It’s infested with electric eels here. Not good.
Inside our mosquito net hammock, we are surprised to find sleep so quickly. But it has been a long journey. If we forget the piranhas, the alligators, the lurking pumas and god knows what, the moment is incredible. We are “really” deep in the jungle, a day’s boat ride from any town. And that night is unique.
When we leave the next day for our real camp site, we already feel more seasoned after this first night “in the heart of darkness”. Our base camp, a little above a waterfall, is like a movie set. A place Spielberg would have liked to film for a Indiana Jones. Agilon teaches us how to make fires, even when there isn’t a dry tree within 50 kilometers. Here, rain and mud are everywhere. It warns us when we can get a foot in the water, or not. ” It’s infested with electric eels here. Not good. »Then shows us how to flush out the arapaïma, the giant Amazonian fish, which you have to get out of the water carrying on your back. In the evening by the fireside, he tells us how at the age of 9 he left, for two months, with his father, in the depths of this jungle. Suddenly, he stops hearing a rustle of leaves, which nothing for us distinguishes from another, before resuming his story: ” It’s nothing. Surely a puma. “

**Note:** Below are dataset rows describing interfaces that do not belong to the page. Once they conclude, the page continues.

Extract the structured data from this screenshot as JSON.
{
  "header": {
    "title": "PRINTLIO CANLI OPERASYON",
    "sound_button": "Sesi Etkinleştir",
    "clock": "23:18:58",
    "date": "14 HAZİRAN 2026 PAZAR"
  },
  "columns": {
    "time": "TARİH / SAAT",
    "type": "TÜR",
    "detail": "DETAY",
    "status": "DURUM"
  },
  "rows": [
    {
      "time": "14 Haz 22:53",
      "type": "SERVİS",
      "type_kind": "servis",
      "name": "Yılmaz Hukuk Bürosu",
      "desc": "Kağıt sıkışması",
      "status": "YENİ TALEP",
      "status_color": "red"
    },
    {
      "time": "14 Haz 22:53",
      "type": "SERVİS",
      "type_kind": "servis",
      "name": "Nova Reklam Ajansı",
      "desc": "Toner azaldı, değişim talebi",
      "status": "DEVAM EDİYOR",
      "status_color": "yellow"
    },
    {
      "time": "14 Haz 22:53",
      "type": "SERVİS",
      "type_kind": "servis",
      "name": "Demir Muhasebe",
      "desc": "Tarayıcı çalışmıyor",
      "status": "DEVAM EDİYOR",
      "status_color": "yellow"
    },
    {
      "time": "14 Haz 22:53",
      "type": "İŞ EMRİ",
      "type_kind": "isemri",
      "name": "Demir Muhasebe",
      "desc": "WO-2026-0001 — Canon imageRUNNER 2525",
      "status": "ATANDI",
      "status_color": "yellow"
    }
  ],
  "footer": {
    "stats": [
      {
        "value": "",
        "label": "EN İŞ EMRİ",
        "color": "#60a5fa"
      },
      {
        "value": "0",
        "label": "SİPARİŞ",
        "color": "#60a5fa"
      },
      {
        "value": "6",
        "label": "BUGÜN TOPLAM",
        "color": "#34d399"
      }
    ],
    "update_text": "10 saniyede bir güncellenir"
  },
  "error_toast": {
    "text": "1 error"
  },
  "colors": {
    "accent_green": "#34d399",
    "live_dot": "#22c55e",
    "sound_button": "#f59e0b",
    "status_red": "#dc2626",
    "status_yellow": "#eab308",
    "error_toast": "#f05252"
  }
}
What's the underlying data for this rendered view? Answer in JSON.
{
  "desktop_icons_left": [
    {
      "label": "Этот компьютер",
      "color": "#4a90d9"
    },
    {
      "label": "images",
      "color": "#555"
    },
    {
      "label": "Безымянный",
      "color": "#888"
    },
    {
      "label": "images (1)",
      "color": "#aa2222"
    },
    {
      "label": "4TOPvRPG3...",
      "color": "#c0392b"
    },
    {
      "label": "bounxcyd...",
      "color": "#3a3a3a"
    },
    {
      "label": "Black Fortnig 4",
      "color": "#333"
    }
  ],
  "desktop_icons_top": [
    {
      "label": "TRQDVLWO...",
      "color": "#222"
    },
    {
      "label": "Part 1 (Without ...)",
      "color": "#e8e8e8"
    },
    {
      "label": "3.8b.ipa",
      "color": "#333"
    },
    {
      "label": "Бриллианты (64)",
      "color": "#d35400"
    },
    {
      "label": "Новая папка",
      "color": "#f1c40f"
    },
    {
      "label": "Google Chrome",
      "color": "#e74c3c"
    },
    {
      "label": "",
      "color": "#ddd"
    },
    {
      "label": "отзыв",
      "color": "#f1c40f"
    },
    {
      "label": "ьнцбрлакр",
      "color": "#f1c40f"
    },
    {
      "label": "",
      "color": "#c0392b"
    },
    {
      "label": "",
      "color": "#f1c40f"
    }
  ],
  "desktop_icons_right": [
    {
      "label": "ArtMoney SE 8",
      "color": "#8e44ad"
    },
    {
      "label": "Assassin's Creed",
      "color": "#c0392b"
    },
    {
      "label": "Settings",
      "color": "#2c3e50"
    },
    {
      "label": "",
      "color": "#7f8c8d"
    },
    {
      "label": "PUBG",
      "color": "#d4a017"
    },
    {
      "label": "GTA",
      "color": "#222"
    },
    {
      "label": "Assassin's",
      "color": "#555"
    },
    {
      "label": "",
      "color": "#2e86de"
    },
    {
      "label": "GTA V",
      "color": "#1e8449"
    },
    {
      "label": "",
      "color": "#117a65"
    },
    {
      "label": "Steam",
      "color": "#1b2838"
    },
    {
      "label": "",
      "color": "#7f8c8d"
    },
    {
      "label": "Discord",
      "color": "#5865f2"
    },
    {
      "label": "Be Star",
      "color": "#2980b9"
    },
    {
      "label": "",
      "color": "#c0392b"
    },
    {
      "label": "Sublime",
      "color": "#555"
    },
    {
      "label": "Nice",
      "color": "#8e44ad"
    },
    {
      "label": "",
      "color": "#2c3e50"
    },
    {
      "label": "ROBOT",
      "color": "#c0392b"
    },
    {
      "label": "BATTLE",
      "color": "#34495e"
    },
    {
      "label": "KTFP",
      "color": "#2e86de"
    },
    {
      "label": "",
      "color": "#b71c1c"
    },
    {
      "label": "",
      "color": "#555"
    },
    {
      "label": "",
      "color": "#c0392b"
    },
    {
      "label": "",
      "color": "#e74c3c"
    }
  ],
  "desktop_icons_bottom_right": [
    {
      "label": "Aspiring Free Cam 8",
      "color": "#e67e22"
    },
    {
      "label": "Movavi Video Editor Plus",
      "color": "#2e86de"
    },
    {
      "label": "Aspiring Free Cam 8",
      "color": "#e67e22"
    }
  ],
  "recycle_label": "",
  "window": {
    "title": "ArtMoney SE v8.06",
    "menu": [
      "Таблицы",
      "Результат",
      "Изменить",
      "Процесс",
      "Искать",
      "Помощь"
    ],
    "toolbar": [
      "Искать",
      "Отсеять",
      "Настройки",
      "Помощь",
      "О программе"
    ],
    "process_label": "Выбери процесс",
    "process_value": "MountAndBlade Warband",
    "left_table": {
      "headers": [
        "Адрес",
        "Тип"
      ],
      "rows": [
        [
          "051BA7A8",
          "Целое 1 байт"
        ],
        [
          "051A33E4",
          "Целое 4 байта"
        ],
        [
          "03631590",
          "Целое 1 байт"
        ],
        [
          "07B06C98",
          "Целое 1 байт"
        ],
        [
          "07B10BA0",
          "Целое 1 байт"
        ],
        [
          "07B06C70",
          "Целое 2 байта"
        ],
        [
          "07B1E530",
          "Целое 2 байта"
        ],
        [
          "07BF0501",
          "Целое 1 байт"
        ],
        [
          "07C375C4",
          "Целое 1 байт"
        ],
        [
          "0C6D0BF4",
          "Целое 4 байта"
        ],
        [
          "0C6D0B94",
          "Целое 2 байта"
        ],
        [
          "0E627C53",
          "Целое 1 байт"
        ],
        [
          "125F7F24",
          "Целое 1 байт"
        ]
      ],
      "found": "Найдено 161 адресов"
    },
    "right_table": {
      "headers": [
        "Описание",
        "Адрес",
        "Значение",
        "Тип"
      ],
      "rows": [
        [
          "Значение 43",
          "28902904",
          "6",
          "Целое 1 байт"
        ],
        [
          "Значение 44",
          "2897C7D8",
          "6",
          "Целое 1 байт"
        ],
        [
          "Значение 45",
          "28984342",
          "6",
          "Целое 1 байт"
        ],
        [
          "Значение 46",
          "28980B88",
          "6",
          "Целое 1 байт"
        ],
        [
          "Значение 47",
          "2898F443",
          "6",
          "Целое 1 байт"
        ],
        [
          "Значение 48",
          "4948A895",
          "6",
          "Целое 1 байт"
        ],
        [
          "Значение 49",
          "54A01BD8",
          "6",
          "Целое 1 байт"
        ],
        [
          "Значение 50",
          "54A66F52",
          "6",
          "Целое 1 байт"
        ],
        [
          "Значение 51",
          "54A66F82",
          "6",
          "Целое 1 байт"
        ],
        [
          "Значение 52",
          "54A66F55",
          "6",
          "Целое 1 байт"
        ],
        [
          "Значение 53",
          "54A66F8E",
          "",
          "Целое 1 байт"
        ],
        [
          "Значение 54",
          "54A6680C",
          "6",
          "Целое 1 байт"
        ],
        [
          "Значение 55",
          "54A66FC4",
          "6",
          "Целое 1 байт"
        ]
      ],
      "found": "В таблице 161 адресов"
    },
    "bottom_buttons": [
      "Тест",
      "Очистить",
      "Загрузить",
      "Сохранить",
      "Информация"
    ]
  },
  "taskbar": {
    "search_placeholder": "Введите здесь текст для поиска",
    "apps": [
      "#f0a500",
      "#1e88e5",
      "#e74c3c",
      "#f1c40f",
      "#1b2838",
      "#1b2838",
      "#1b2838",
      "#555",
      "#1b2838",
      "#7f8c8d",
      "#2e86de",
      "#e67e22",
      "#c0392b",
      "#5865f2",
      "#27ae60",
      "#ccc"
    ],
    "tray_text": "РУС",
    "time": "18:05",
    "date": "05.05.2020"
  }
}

After a few days of this wild life, things seem almost normal to us. And it is almost with regret that we take the road to the Rio Negro in the opposite direction to return to Maraa. Of course, we dream of a bed and white sheets, a shower and fries, but with the feeling of having lived, literally, an extraordinary adventure.